Important social changes that began taking place in Italy after World War II gained momentum with the economic boom of the 1960s. Rigid family relationships were modified as young people sought a more visible role in society and women called for greater freedom. But progress towards this new cultural revolution in some regions, especially in southern Italy, was slow as inroads into deeply ingrained customs and beliefs were strongly resisted.
One such custom, the fuitina, a Sicilian word for ‘elopement' that is now part of the Italian language, had long been practiced in the South. A very young couple, often minors, would run away from home for a day or so without telling anyone where they were going, thus presenting their union as a fait accompli. The only alternative for saving the girl's reputation was that the couple enter a matrimonio riparatore (‘rehabilitating marriage'). Some poorer families who could not afford dowries for their daughters actively encouraged the fuitina.

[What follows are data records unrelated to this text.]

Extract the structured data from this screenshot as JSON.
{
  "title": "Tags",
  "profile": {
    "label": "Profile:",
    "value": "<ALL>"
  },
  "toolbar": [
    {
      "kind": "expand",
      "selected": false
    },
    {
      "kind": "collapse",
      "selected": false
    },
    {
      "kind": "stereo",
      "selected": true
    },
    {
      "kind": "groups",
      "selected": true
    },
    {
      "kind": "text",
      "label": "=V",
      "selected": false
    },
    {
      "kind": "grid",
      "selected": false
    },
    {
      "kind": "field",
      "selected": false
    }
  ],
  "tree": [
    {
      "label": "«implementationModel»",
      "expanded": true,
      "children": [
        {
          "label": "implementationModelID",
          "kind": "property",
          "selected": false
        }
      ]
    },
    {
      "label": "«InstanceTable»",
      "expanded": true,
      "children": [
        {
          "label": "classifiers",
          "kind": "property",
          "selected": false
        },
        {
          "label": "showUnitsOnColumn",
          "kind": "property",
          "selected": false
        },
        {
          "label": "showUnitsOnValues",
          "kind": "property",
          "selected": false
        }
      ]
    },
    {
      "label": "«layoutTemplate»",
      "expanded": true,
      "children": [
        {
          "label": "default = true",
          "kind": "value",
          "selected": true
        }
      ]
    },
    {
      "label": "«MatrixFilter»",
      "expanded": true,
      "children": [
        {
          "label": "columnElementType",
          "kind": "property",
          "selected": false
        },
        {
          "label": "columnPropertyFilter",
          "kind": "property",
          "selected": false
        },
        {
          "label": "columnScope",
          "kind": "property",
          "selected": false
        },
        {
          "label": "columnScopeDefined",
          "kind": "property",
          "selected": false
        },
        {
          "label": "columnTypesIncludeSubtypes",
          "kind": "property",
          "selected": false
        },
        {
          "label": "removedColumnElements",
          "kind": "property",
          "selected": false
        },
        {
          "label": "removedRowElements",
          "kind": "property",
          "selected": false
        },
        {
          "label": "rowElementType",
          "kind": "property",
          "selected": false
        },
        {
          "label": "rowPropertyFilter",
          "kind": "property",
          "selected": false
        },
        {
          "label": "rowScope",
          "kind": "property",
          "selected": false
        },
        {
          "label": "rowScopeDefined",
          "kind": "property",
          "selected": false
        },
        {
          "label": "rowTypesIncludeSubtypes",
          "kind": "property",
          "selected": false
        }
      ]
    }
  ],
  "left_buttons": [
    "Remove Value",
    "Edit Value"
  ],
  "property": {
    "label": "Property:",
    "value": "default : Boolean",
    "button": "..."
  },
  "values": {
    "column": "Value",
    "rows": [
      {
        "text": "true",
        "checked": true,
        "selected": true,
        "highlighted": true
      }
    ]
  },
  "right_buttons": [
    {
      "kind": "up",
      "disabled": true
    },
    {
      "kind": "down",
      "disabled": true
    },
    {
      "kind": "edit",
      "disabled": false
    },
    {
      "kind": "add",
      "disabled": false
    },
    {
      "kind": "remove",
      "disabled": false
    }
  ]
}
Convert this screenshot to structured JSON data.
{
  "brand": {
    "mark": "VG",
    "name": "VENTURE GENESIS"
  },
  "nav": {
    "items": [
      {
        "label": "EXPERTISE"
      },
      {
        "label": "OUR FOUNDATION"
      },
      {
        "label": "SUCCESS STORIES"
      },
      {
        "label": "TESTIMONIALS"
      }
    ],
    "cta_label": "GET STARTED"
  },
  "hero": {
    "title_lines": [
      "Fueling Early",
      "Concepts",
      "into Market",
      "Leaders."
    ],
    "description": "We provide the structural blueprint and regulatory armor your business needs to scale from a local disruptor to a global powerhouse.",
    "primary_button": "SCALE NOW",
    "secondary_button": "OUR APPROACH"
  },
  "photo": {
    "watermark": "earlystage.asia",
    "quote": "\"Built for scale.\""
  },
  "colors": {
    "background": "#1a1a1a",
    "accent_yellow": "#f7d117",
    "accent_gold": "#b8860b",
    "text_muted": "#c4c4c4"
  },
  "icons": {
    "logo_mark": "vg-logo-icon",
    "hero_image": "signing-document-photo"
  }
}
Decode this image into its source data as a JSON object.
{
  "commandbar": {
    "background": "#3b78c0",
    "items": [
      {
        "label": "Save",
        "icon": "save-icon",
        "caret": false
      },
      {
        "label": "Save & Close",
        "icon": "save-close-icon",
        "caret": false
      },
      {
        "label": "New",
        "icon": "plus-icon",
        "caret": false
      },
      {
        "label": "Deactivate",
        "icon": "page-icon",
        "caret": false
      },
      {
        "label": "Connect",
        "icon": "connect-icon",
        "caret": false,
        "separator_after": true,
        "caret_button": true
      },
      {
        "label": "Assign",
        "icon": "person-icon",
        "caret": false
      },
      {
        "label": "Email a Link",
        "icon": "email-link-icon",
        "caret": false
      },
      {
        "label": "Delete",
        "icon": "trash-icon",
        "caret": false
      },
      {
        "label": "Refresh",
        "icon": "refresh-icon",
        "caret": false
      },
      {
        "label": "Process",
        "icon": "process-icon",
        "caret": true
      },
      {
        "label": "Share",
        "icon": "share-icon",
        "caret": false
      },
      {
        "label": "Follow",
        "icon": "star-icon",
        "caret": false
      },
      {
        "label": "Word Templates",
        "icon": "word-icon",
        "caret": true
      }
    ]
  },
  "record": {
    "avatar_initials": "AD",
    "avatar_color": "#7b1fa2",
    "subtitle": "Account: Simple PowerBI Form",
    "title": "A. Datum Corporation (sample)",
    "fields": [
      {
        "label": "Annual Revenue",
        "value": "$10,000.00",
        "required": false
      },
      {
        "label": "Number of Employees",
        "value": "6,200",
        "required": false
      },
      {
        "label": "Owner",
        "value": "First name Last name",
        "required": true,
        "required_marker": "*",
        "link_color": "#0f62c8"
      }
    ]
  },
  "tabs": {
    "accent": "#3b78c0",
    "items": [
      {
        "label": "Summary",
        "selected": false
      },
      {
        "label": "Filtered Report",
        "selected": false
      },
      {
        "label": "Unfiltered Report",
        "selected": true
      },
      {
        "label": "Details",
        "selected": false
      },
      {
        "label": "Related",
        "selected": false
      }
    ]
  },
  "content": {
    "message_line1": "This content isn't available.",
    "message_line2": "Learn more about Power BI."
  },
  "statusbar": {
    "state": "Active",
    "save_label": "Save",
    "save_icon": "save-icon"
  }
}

Until fairly recently, however, there was a much darker side to this picture. It was not rare for the girl to be the unwilling victim in this practice. Her suitor, frequently an unwanted admirer or a man she had already rejected, would kidnap and rape her and then rely on the matrimonio riparatore to protect him from being convicted of either kidnapping or rape. This was possible because, under Article 544 of the Criminal Code, which was not repealed until 198, sexual violence was considered an offence against morals and not against the person. An accusation of sexual violence, even against a minor, would lapse if the perpetrator married his victim. To make matters worse, any girl who had suffered the humiliation of losing her virginity in this way either submitted to this kind of marriage to save her honour and that of her family or risked remaining an old maid and forever being labelled una donna svergognata (‘a shameless hussy'). In other words, socially and psychologically, she was the one to blame for the violence she had suffered.